There is a general, ironic principle at work here. In order to keep your relationship alive, you have to be willing to put it to the test. You have to court conflict, not avoid it. To save a union, you have to be willing to risk it.


Click here to go to the entire Relationships series.

Relationships, Part 8: How Was Your Day?

MapMost of us know this question as the desperate conversation opener our parents tried on us when they picked us up from school; as in:

“How was your day, Billy?” said Mother as she surreptitiously checked in the rear view mirror for some clue of emotion.

“Fine,” said Billy, rolling his eyes and plugging into his iPod.

Nonetheless, I believe the question to be an important one, especially between life partners, and deserving of a serious, well considered reply.

A few posts ago, I wrote about the necessity of having an accurate map of the inside of your partner’s mind. I meant it. It’s a necessity. All too often we rely on what we learned about him or her when we were first dating. Well, he might have been trying to impress you then. She may not know the things she knows now. He might have changed his mind.

If google maps came out with a new version, you’d download it, right? You’d like to know that the bridge is out lest you end up in the drink; you need to find your friend who just moved to a new street. The same thing goes with your map of the inside of your partner’s mind. Ask her how her day was. You might be surprised at what you hear.

There are lots of ways of downloading a map of the inside of your partner’s mind. You could ask him what his values, worries, and expectations are and maybe he would have them sorted out enough to tell you. What’s better is to see it in action in the way he treats his secretary, how he talks about his coworkers, and what he does with his boss’s demands.

In order to work best, the question might have to be re-worded. How was your day? may invite one word responses. Tell me about your day is more open-ended, but you may have to be prepared to listen for a while. Tell me about the best and the worse part of your day, strikes a balance.

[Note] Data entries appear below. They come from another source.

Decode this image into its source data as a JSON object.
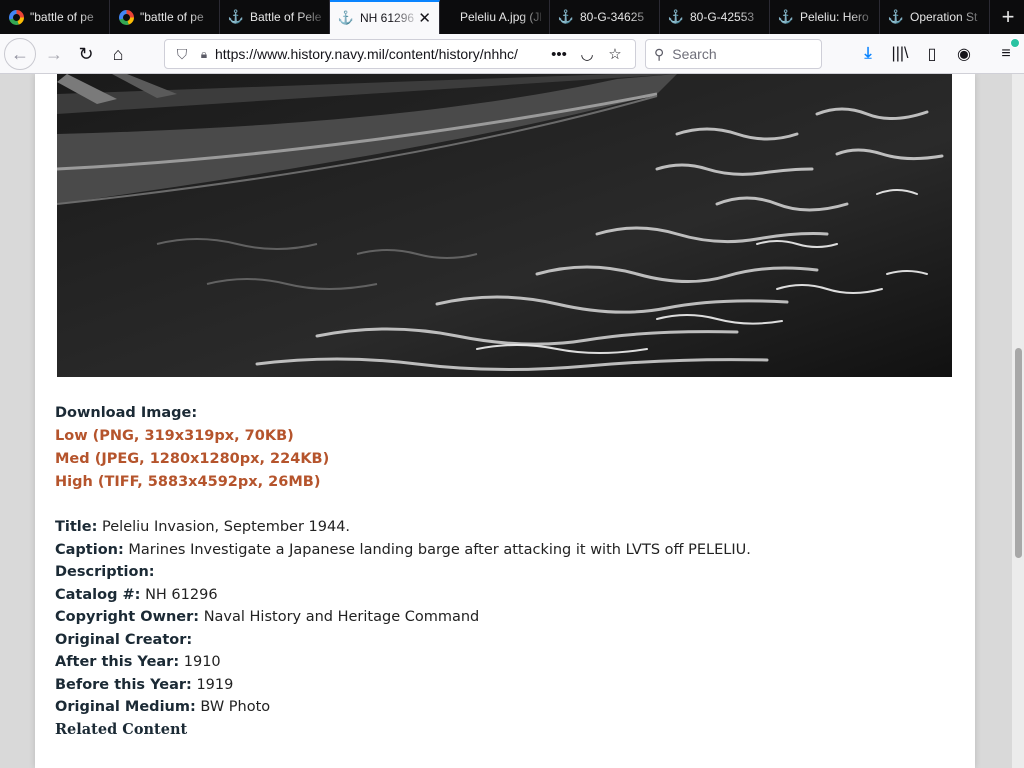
{
  "browser": {
    "tabs": [
      {
        "label": "\"battle of pe",
        "icon": "google-icon",
        "active": false
      },
      {
        "label": "\"battle of pe",
        "icon": "google-icon",
        "active": false
      },
      {
        "label": "Battle of Pele",
        "icon": "anchor-icon",
        "active": false
      },
      {
        "label": "NH 61296",
        "icon": "anchor-icon",
        "active": true
      },
      {
        "label": "Peleliu A.jpg (JPE",
        "icon": "none",
        "active": false
      },
      {
        "label": "80-G-34625",
        "icon": "anchor-icon",
        "active": false
      },
      {
        "label": "80-G-42553",
        "icon": "anchor-icon",
        "active": false
      },
      {
        "label": "Peleliu: Hero",
        "icon": "anchor-icon",
        "active": false
      },
      {
        "label": "Operation St",
        "icon": "anchor-icon",
        "active": false
      }
    ],
    "url": "https://www.history.navy.mil/content/history/nhhc/",
    "search_placeholder": "Search",
    "toolbar_icons": [
      "back-icon",
      "forward-icon",
      "reload-icon",
      "home-icon",
      "shield-icon",
      "lock-icon",
      "page-actions-icon",
      "pocket-icon",
      "bookmark-star-icon",
      "download-icon",
      "library-icon",
      "sidebar-icon",
      "account-icon",
      "hamburger-menu-icon"
    ],
    "accent_color": "#0a84ff"
  },
  "page": {
    "download": {
      "heading": "Download Image:",
      "links": [
        "Low (PNG, 319x319px, 70KB)",
        "Med (JPEG, 1280x1280px, 224KB)",
        "High (TIFF, 5883x4592px, 26MB)"
      ],
      "link_color": "#b5542c"
    },
    "metadata": [
      {
        "key": "Title:",
        "value": "Peleliu Invasion, September 1944."
      },
      {
        "key": "Caption:",
        "value": "Marines Investigate a Japanese landing barge after attacking it with LVTS off PELELIU."
      },
      {
        "key": "Description:",
        "value": ""
      },
      {
        "key": "Catalog #:",
        "value": "NH 61296"
      },
      {
        "key": "Copyright Owner:",
        "value": "Naval History and Heritage Command"
      },
      {
        "key": "Original Creator:",
        "value": ""
      },
      {
        "key": "After this Year:",
        "value": "1910"
      },
      {
        "key": "Before this Year:",
        "value": "1919"
      },
      {
        "key": "Original Medium:",
        "value": "BW Photo"
      }
    ],
    "related_heading": "Related Content"
  }
}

Ask at a sensible time, like when you would be likely to listen. Asking it at the breakfast table is just weird; the day hasn’t started, yet. Asking in bed at night, when you’re about to drop off doesn’t go well. Asking when the kids are hanging on her gives you a curt response. Asking when friends or family are around gives you the PR version.

Take turns. It’s as important for your partner to download a new version of the map of your mind as it was for you.

How was your day? Ask, listen, and tell. Repeating on a regular basis might, just might, be the most important thing you do to keep you together.

Click here to go to the entire Relationships series.

Relationships, Part 7: The Newlywed Game

newlywed gameYou might not be old enough to remember the Newlywed Game on TV. Well, I am. Couples competed to demonstrate their knowledge of each other. Hilarity, and a few fights, ensued. It’s often surprising how much new couples don’t know about each other. It’s sobering to see how little old couples know.

No matter how long you’ve been together, it’s time you got caught up. Sit down with each other sometime and ask the following questions. You might be surprised about the answers:

  • Name my 2 closest friends.
  • Who’s my favorite relative?
  • What’s my fondest unrealized dream?
  • What’s my favorite time of day for sex?
  • What was my best childhood experience?
  • What do I like to do with free time?
  • What do I fear most?
  • Name 2 people I most admire.
  • What’s my favorite sex position?
  • What’s my favorite movie?
  • What health problem do I worry the most about?
  • What was my first impression of you when we first met?
  • Where would I most like to travel to?
  • Do I have any kinks?
  • Do I prefer flowers or candy?
  • How many kids do I want to have?
  • Describe my first sexual experience.
  • What am I most ashamed of?
  • Where am I ticklish?
  • How was my day? Really, how was it?


Click here to go to the entire Relationships series.